APPLICATION & CONTEXT
On signalized streets with a high volume of transit vehicles, typically more than 10 per hour or with combined headways less than 4 to 6 minutes, in mixed-traffic or dedicated lanes.
Where active transit signal priority is less feasible or has limited benefits, including streets with short distances between signals, streets with high pedestrian activity levels, and streets with short signal cycles.
Transit signal progressions are highly effective on one-way streets. On two-way streets, it may be necessary to prioritize the peak direction transit service if progressions are not possible in both directions.
Reducing signal progression speeds to meet average transit running times allows buses and streetcars to keep up with the signal progression.
Especially on streets with transit lanes, or where most traffic clears within the vehicle platoon, transit vehicles can catch up to the signal progression after a stop.
The combination of a low-speed signal progression and short signal cycles can improve transit performance.
Timing signal progressions to lower speeds provides additional efficiency benefits to bicyclists, and promotes a safer urban street environment for all users by discouraging high speeds.
The combination of reduced variation and reduced average travel time by using transit signal progressions can result, over the course of a long, frequent transit route, in enough time savings to result in an additional run with the same number of vehicles.
To maximize the effect of passive signal priority, transit travel time variability should be reduced through stop consolidation and dedicated transit lanes.
Signal progression speeds should be considered in the overall context of the street. Block length, crossing distance, and traffic volume are relevant to the selection of transit-friendly signal progression speeds.
Private motor vehicle travel times may be increased when signal progression speeds are reduced, but since signal delay is a large portion of car travel time, short signal cycles may offset this increase for most trips.
On downtown streets with intersecting progressions or on transit corridor streets with high transit volumes, active transit signal priority can be impractical. Instead, signal timing can build typical dwell time at stops into the signal progression, or the progression can be set to a lower speed.
Include cross-street progressions in signal timing planning, especially for streets with high transit or total volume.

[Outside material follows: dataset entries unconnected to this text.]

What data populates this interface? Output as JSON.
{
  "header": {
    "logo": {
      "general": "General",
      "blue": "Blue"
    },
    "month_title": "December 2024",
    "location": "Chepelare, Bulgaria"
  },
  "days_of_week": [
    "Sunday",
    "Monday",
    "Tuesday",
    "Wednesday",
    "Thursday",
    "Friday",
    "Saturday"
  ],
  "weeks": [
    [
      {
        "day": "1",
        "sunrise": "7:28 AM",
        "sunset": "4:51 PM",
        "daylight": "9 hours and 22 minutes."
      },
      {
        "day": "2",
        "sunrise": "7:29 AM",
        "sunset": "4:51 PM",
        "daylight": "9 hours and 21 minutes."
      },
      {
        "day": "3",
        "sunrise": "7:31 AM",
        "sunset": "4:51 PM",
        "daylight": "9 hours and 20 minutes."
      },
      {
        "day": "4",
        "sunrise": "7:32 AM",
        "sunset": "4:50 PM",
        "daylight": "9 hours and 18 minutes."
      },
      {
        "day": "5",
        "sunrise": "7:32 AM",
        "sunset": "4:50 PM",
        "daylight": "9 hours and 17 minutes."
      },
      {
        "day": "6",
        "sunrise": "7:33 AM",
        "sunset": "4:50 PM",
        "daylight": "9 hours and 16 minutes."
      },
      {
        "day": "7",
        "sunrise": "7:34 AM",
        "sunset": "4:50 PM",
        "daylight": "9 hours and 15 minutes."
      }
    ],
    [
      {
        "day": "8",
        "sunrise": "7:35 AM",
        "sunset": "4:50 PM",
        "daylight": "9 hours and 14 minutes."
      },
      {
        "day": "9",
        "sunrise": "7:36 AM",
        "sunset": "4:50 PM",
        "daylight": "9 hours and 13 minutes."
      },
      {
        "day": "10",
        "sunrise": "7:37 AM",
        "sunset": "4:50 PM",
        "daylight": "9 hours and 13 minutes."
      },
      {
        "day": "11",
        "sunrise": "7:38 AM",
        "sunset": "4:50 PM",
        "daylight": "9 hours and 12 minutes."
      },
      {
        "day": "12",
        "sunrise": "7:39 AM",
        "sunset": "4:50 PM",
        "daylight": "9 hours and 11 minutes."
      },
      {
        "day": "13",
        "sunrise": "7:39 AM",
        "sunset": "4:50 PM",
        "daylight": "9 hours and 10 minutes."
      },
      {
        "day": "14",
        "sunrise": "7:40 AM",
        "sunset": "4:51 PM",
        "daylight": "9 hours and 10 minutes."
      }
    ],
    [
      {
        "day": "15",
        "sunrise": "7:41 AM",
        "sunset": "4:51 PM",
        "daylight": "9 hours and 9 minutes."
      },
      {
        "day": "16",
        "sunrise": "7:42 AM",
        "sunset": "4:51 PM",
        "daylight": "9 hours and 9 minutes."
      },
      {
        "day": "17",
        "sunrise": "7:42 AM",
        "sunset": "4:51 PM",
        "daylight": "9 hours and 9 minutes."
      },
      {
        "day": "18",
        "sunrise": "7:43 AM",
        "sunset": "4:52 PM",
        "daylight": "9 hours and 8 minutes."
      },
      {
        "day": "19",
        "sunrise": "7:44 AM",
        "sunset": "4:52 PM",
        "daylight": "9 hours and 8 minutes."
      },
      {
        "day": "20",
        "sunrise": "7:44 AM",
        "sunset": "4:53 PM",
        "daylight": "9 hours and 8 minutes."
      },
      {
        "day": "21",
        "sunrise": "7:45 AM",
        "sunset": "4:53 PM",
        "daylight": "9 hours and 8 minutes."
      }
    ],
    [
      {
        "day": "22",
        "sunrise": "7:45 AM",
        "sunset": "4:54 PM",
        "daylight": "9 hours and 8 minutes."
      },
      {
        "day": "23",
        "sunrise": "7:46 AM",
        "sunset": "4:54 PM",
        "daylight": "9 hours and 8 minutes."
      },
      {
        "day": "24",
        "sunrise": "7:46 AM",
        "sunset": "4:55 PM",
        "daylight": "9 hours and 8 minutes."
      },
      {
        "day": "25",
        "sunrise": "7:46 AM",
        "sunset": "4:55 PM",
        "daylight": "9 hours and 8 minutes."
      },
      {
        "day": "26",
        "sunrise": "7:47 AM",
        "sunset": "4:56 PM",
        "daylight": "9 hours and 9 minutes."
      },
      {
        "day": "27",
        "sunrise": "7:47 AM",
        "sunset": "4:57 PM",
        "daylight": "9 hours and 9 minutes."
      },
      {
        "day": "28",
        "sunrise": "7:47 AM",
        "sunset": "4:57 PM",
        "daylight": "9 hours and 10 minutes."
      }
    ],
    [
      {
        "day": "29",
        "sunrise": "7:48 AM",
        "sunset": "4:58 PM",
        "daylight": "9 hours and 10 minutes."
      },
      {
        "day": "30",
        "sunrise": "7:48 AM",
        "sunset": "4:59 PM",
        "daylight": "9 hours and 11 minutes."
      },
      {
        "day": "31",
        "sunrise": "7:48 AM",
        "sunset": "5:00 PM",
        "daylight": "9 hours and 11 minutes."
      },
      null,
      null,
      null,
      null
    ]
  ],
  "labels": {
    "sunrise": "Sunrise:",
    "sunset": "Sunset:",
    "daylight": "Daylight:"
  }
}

On streets with a mix of transit services, extra attention will be needed to set offsets to minimize delays. In some cases, signal timing changes will require prioritizing a rapid service over a local area.